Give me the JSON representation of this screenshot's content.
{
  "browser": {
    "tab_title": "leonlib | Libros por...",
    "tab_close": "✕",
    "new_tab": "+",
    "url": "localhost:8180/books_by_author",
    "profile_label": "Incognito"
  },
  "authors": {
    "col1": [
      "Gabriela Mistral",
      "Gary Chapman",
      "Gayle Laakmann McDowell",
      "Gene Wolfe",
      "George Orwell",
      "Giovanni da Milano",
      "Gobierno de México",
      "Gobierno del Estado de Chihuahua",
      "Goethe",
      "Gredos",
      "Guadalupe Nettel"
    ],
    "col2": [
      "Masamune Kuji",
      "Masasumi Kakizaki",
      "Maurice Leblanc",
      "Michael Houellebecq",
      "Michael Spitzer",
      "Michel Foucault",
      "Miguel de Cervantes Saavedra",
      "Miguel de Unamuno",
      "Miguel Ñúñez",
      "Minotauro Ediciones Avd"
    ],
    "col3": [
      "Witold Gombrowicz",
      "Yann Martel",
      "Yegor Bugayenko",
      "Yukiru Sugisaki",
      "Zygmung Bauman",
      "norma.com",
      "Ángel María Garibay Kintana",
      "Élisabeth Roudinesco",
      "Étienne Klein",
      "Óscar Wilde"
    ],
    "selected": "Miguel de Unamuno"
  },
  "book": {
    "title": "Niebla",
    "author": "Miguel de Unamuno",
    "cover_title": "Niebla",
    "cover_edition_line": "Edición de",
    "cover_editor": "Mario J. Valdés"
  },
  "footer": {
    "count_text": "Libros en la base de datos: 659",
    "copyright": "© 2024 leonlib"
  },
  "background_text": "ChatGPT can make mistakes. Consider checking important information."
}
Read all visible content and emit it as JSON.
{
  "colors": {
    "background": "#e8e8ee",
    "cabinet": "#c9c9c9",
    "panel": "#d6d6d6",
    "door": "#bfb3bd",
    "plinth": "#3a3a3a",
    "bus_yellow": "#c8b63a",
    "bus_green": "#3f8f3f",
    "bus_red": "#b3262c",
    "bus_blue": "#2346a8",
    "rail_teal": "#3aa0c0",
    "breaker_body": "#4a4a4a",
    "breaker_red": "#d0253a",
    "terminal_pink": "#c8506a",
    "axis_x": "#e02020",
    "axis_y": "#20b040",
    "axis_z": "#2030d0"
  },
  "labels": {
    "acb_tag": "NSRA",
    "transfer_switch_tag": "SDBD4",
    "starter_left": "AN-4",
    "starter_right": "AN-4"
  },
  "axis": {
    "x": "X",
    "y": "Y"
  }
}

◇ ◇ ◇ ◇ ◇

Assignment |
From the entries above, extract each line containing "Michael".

Task solution |
      "Michael Houellebecq",
      "Michael Spitzer",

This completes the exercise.